But even that robust gain didn't come close to some other nations. China added an estimated 29 gigawatts of grid-connected renewable capacity, for a total of 263 - a boost of 12% in one year. Renewables accounted for about 26% of China’s total installed electric capacity and 18% of generation.
The report notes that renewables such as biomass, wind and solar accounted for 11% of Germany's total energy consumption. Meanwhile, wind power made strong advances everywhere, accounting for 22% of electricity demand in Denmark, 21% in Portugal, 15.4% in Spain and 10.1% in Ireland.
Wind turbines proliferated worldwide in 2010, tripling in capacity from five years earlier. At least 52 nations increased wind production, and 83 countries use it on a commercial basis.
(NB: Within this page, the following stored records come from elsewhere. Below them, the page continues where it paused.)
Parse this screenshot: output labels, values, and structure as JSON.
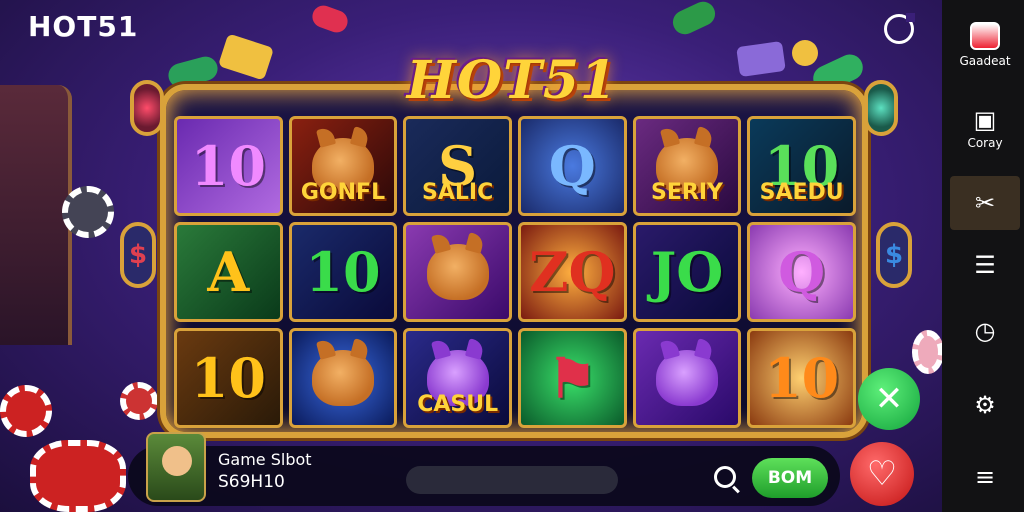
{
  "brand": "HOT51",
  "logo": "HOT51",
  "board": {
    "tiles": [
      {
        "symbol": "10",
        "caption": "",
        "critter": false,
        "bg": "linear-gradient(135deg,#6a2ab0,#b06ae0)",
        "color": "#f08aff"
      },
      {
        "symbol": "",
        "caption": "GONFL",
        "critter": true,
        "bg": "linear-gradient(135deg,#8a2010,#2a0808)",
        "color": "#ffd43a"
      },
      {
        "symbol": "S",
        "caption": "SALIC",
        "critter": false,
        "bg": "linear-gradient(135deg,#1a2a5a,#0a1a3a)",
        "color": "#ffcf40"
      },
      {
        "symbol": "Q",
        "caption": "",
        "critter": false,
        "bg": "radial-gradient(circle,#4a7ae0,#1a2a6a)",
        "color": "#7ab8ff"
      },
      {
        "symbol": "",
        "caption": "SERIY",
        "critter": true,
        "bg": "linear-gradient(135deg,#6a2a80,#2a0a40)",
        "color": "#ffd43a"
      },
      {
        "symbol": "10",
        "caption": "SAEDU",
        "critter": false,
        "bg": "linear-gradient(135deg,#0a3a5a,#0a1a2a)",
        "color": "#5ae05a"
      },
      {
        "symbol": "A",
        "caption": "",
        "critter": false,
        "bg": "linear-gradient(135deg,#2a7a3a,#0a3a1a)",
        "color": "#ffc21a"
      },
      {
        "symbol": "10",
        "caption": "",
        "critter": false,
        "bg": "linear-gradient(135deg,#1a2a6a,#0a0a3a)",
        "color": "#3adc4a"
      },
      {
        "symbol": "",
        "caption": "",
        "critter": true,
        "bg": "linear-gradient(135deg,#8a3ab0,#3a0a6a)",
        "color": "#ffd43a"
      },
      {
        "symbol": "ZQ",
        "caption": "",
        "critter": false,
        "bg": "radial-gradient(circle,#ffb040,#7a1a10)",
        "color": "#e03020"
      },
      {
        "symbol": "JO",
        "caption": "",
        "critter": false,
        "bg": "linear-gradient(135deg,#2a1a6a,#0a0a3a)",
        "color": "#3adc4a"
      },
      {
        "symbol": "Q",
        "caption": "",
        "critter": false,
        "bg": "radial-gradient(circle,#ffb0ff,#8a3ab0)",
        "color": "#d05ae0"
      },
      {
        "symbol": "10",
        "caption": "",
        "critter": false,
        "bg": "linear-gradient(135deg,#6a3a10,#2a1a08)",
        "color": "#ffc21a"
      },
      {
        "symbol": "",
        "caption": "",
        "critter": true,
        "bg": "radial-gradient(circle,#3a6ae0,#0a1a5a)",
        "color": "#ffd43a"
      },
      {
        "symbol": "",
        "caption": "CASUL",
        "critter": true,
        "purple": true,
        "bg": "linear-gradient(135deg,#2a2a8a,#0a0a3a)",
        "color": "#9ae0ff"
      },
      {
        "symbol": "⚑",
        "caption": "",
        "critter": false,
        "bg": "radial-gradient(circle,#3ae06a,#0a5a2a)",
        "color": "#e0304a"
      },
      {
        "symbol": "",
        "caption": "",
        "critter": true,
        "purple": true,
        "bg": "linear-gradient(135deg,#6a2ab0,#2a0a6a)",
        "color": "#ffd43a"
      },
      {
        "symbol": "10",
        "caption": "",
        "critter": false,
        "bg": "radial-gradient(circle,#ffd070,#8a3a10)",
        "color": "#ff8a1a"
      }
    ]
  },
  "bottom": {
    "game_name": "Game Slbot",
    "amount": "S69H10",
    "spin_label": "BOM",
    "close_symbol": "✕",
    "heart_symbol": "♡"
  },
  "sidebar": {
    "items": [
      {
        "label": "Gaadeat",
        "icon": "logo"
      },
      {
        "label": "Coray",
        "icon": "gamepad"
      },
      {
        "label": "",
        "icon": "tools"
      },
      {
        "label": "",
        "icon": "chat"
      },
      {
        "label": "",
        "icon": "clock"
      },
      {
        "label": "",
        "icon": "gear"
      },
      {
        "label": "",
        "icon": "menu"
      }
    ]
  }
}
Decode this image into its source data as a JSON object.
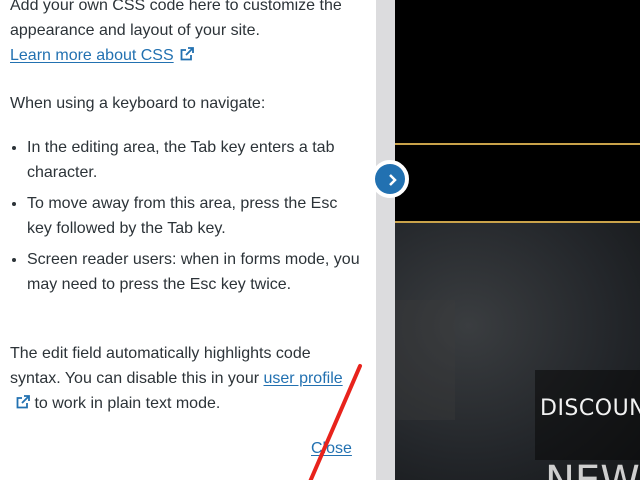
{
  "help": {
    "intro_text": "Add your own CSS code here to customize the appearance and layout of your site.",
    "learn_link": "Learn more about CSS",
    "keyboard_intro": "When using a keyboard to navigate:",
    "tips": [
      "In the editing area, the Tab key enters a tab character.",
      "To move away from this area, press the Esc key followed by the Tab key.",
      "Screen reader users: when in forms mode, you may need to press the Esc key twice."
    ],
    "syntax_prefix": "The edit field automatically highlights code syntax. You can disable this in your",
    "profile_link": "user profile",
    "syntax_suffix": "to work in plain text mode.",
    "close_label": "Close"
  },
  "preview": {
    "discount_text": "DISCOUNT",
    "big_text": "NEW"
  },
  "icons": {
    "external": "external-link-icon",
    "nav": "chevron-right-icon"
  },
  "colors": {
    "link": "#2271b1",
    "text": "#2c3338",
    "gold": "#c9a24a",
    "annotation": "#e8231c"
  }
}
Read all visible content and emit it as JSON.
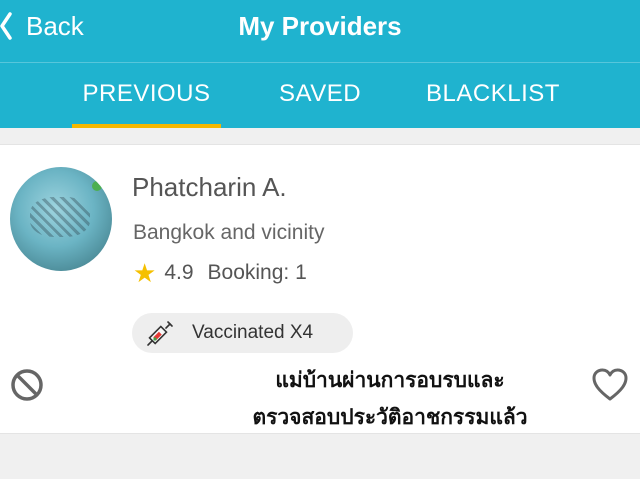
{
  "header": {
    "back_label": "Back",
    "title": "My Providers",
    "tabs": [
      {
        "label": "PREVIOUS",
        "active": true
      },
      {
        "label": "SAVED",
        "active": false
      },
      {
        "label": "BLACKLIST",
        "active": false
      }
    ]
  },
  "provider": {
    "name": "Phatcharin A.",
    "location": "Bangkok and vicinity",
    "rating": "4.9",
    "booking": "Booking: 1",
    "badge": {
      "icon": "syringe-icon",
      "label": "Vaccinated X4"
    },
    "actions": {
      "left": "block-icon",
      "right": "heart-icon"
    }
  },
  "overlay_caption": {
    "line1": "แม่บ้านผ่านการอบรบและ",
    "line2": "ตรวจสอบประวัติอาชกรรมแล้ว"
  },
  "colors": {
    "header_bg": "#1fb3cf",
    "tab_indicator": "#f5b800",
    "star": "#f5c000"
  }
}
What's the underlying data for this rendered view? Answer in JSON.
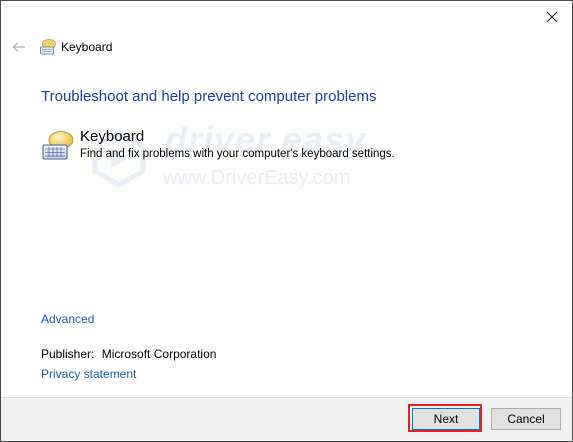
{
  "window": {
    "title": "Keyboard",
    "close_icon": "close-icon",
    "back_icon": "back-arrow-icon"
  },
  "main": {
    "heading": "Troubleshoot and help prevent computer problems",
    "item": {
      "title": "Keyboard",
      "description": "Find and fix problems with your computer's keyboard settings.",
      "icon": "keyboard-troubleshooter-icon"
    },
    "watermark": {
      "name": "driver easy",
      "url": "www.DriverEasy.com"
    },
    "advanced_link": "Advanced",
    "publisher_label": "Publisher:",
    "publisher_value": "Microsoft Corporation",
    "privacy_link": "Privacy statement"
  },
  "footer": {
    "next_label": "Next",
    "cancel_label": "Cancel"
  },
  "colors": {
    "heading": "#1a3fa6",
    "link": "#1a5fb4",
    "highlight": "#e02424",
    "footer_bg": "#f0f0f0"
  }
}
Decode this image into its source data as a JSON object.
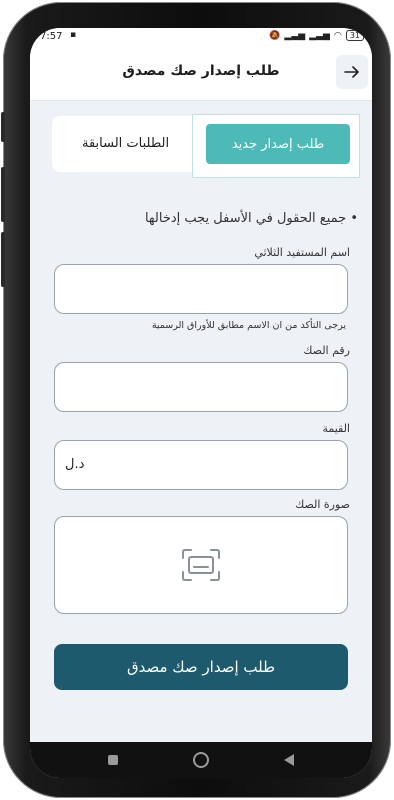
{
  "status": {
    "time": "7:57",
    "battery": "31"
  },
  "header": {
    "title": "طلب إصدار صك مصدق"
  },
  "tabs": {
    "new_request": "طلب إصدار جديد",
    "previous_requests": "الطلبات السابقة"
  },
  "form": {
    "note": "• جميع الحقول في الأسفل يجب إدخالها",
    "beneficiary_label": "اسم المستفيد الثلاثي",
    "beneficiary_value": "",
    "beneficiary_helper": "يرجى التأكد من ان الاسم مطابق  للأوراق الرسمية",
    "check_number_label": "رقم الصك",
    "check_number_value": "",
    "amount_label": "القيمة",
    "amount_currency": "د.ل",
    "image_label": "صورة الصك"
  },
  "actions": {
    "submit_label": "طلب إصدار صك مصدق"
  },
  "colors": {
    "accent": "#4dbab8",
    "primary_button": "#1d5a6e"
  },
  "icons": {
    "back": "arrow-right-icon",
    "upload": "scan-card-icon"
  }
}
China led the world in new installations with an estimated 29 gigawatts, up 12% in one year. The U.S. ramped up 5 gigawatts, or 15%, with total wind capacity at year-end able to power 10 million houses. Wind energy played prominent roles in Iowa and Texas, where it supplied 15% and 7.8% of electrical needs respectively, but wind energy has a presence in 38 states, including California.
The report contains way too much information for one blog. It breaks down capacity and production figures for most types of renewable energy (Did you know the U.S. leads the world in biomass generation and that ocean energy is gaining interest?); tracks policy and investment trends; and notes opportunities in rural and developing nations.
The study, however, does not give forecasts or predict trends. Whether the expansion continues in 2012 and beyond remains to be seen. Germany is taking steps to slow things down, Spain is considering modifications in its solar program and China's economy might be built on sand, but this story in the Vancouver Sun suggests green-power systems could become the world's primary energy source within two decades.
And then there is the influence of election-time politics in the United States, the high-profile implosion of Solyndra and the effects of increased competition. The two GOP front-runners can't be described as strong environmentalists, however it is hard to justify being against energy efficiency. Saving money, cutting costs and prudent stewardship are pretty hard to campaign against.
It will be an interesting year.